This proposal outlines the motivation for the design and fabrication of a solar thermogravimetric system (Solar-TG) necessary for investigating the kinetics of high-temperature endothermic reactions driven by concentrated solar radiation. The need for a Solar-TG stems from fundamental research in solar thermochemistry being performed by the Professorship of Renewable Carriers (PRE) at ETH Zurich, in close collaboration with PSI’s Solar Technology Laboratory. The R&D projects are directed towards the efficient production of solar fuels and materials. Examples are thermochemical cycles based on metal oxides redox reactions for splitting H2O and CO2, the carbothermal reduction of metal oxides for extracting metals (e.g. Al, Si), and the gasification of carbonaceous materials for producing syngas and liquid fuels.

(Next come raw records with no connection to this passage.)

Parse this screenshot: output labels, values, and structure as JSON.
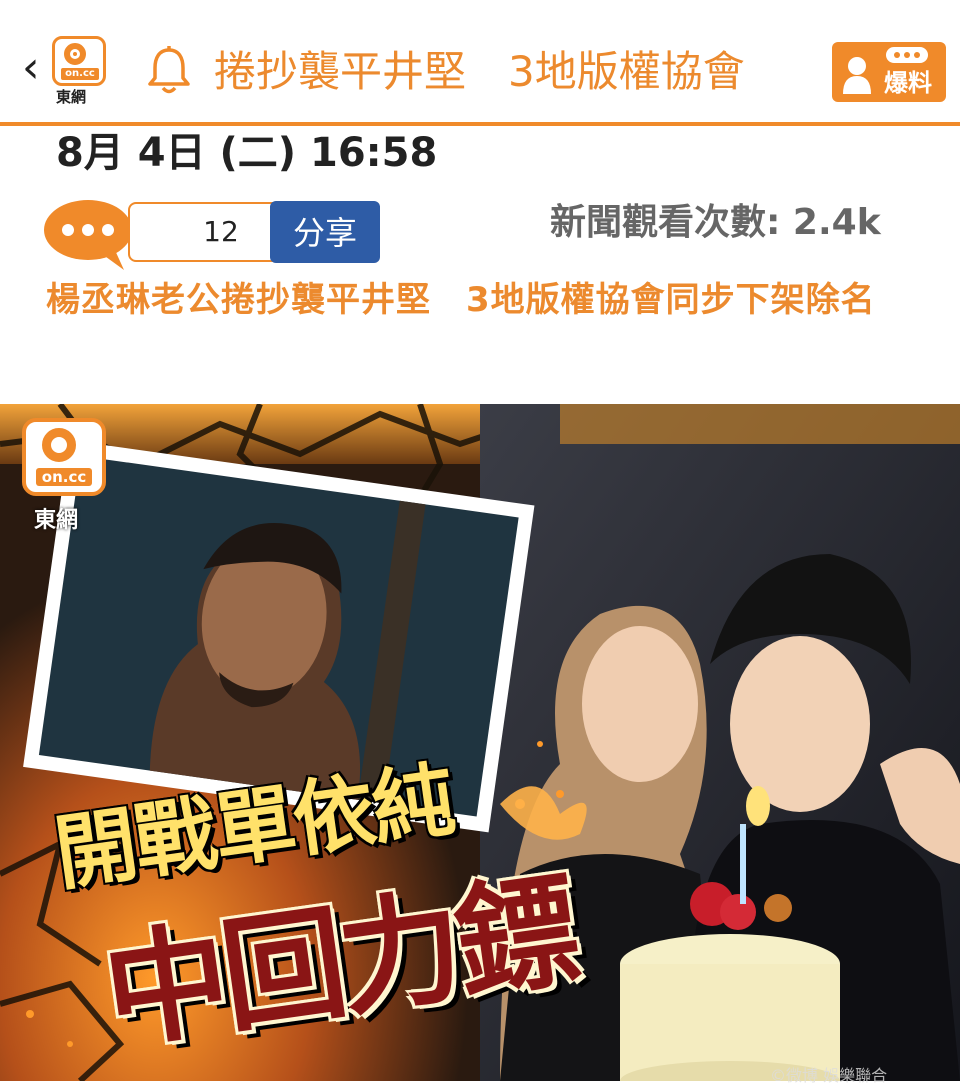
{
  "header": {
    "back_icon": "chevron-left-icon",
    "logo": {
      "brand": "on.cc",
      "name": "東網"
    },
    "bell_icon": "bell-icon",
    "marquee_text": "捲抄襲平井堅　3地版權協會",
    "report_button": {
      "icon": "person-chat-icon",
      "label": "爆料"
    },
    "accent_color": "#f08a2a"
  },
  "article": {
    "datetime": "8月 4日 (二) 16:58",
    "comment_count": "12",
    "share_label": "分享",
    "views": "新聞觀看次數: 2.4k",
    "headline": "楊丞琳老公捲抄襲平井堅　3地版權協會同步下架除名"
  },
  "hero": {
    "logo": {
      "brand": "on.cc",
      "name": "東網"
    },
    "title_line1": "開戰單依純",
    "title_line2": "中回力鏢",
    "watermark": "©微博 娛樂聯合",
    "title_color": "#ffe16a",
    "title2_color": "#8a1515"
  }
}
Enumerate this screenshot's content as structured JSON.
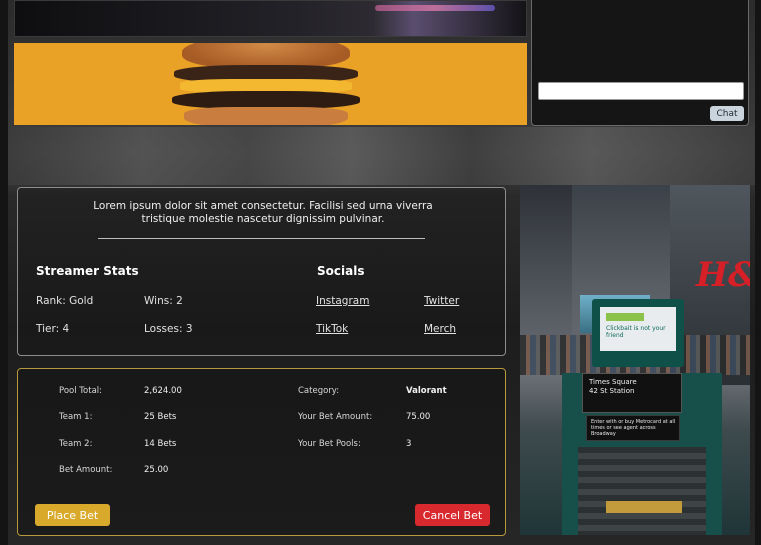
{
  "chat": {
    "input_value": "",
    "button_label": "Chat"
  },
  "streamer": {
    "description": "Lorem ipsum dolor sit amet consectetur. Facilisi sed urna viverra tristique molestie nascetur dignissim pulvinar.",
    "stats_title": "Streamer Stats",
    "rank": "Rank: Gold",
    "wins": "Wins: 2",
    "tier": "Tier: 4",
    "losses": "Losses: 3"
  },
  "socials": {
    "title": "Socials",
    "links": [
      "Instagram",
      "Twitter",
      "TikTok",
      "Merch"
    ]
  },
  "bet": {
    "pool_total_label": "Pool Total:",
    "pool_total_value": "2,624.00",
    "team1_label": "Team 1:",
    "team1_value": "25 Bets",
    "team2_label": "Team 2:",
    "team2_value": "14 Bets",
    "bet_amount_label": "Bet Amount:",
    "bet_amount_value": "25.00",
    "category_label": "Category:",
    "category_value": "Valorant",
    "your_bet_amount_label": "Your Bet Amount:",
    "your_bet_amount_value": "75.00",
    "your_bet_pools_label": "Your Bet Pools:",
    "your_bet_pools_value": "3",
    "place_label": "Place Bet",
    "cancel_label": "Cancel Bet"
  },
  "photo": {
    "brand_sign": "H&M",
    "station_line1": "Times Square",
    "station_line2": "42 St Station",
    "kiosk_text": "Clickbait is not your friend",
    "notice_text": "Enter with or buy Metrocard at all times or see agent across Broadway"
  },
  "colors": {
    "place_button": "#d9a92b",
    "cancel_button": "#d8292e",
    "bet_border": "#b89a3c",
    "banner": "#e9a126"
  }
}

A major challenge in the solar reactor design and optimization for maximum solar-to-fuel energy conversion efficiency is matching the radiative heat transfer to the chemical reaction kinetics. For accomplishing that, it is important to acquire fundamental understanding of the reaction mechanisms and determine overall kinetic rate laws under the similar heat and mass transfer characteristics existing in highly concentrating solar systems, such as solar towers and solar parabolic dishes. The proposed Solar-TG should deliver the information needed by allowing temporal monitoring of the reaction with reactants directly exposed to concentrated solar radiation. Temperatures up to 3000 K and heating rates exceeding 1000 K/second can be achieved with solar concentration ratios equivalent to 5000 suns. The Solar-TG offers the additional advantage of being able to operate at vacuum pressures. Coupled with gas chromatography, mass spectrometry, and pyrometric temperature measurements, the mechanisms of high-temperature solar thermochemical processes can be examined in-depth. The significance of this research lies in the advancement of the thermo-sciences and engineering directed at developing solar chemical technologies, which in turn have the potential of making significant contributions to sustainable, clean, and efficient energy utilization.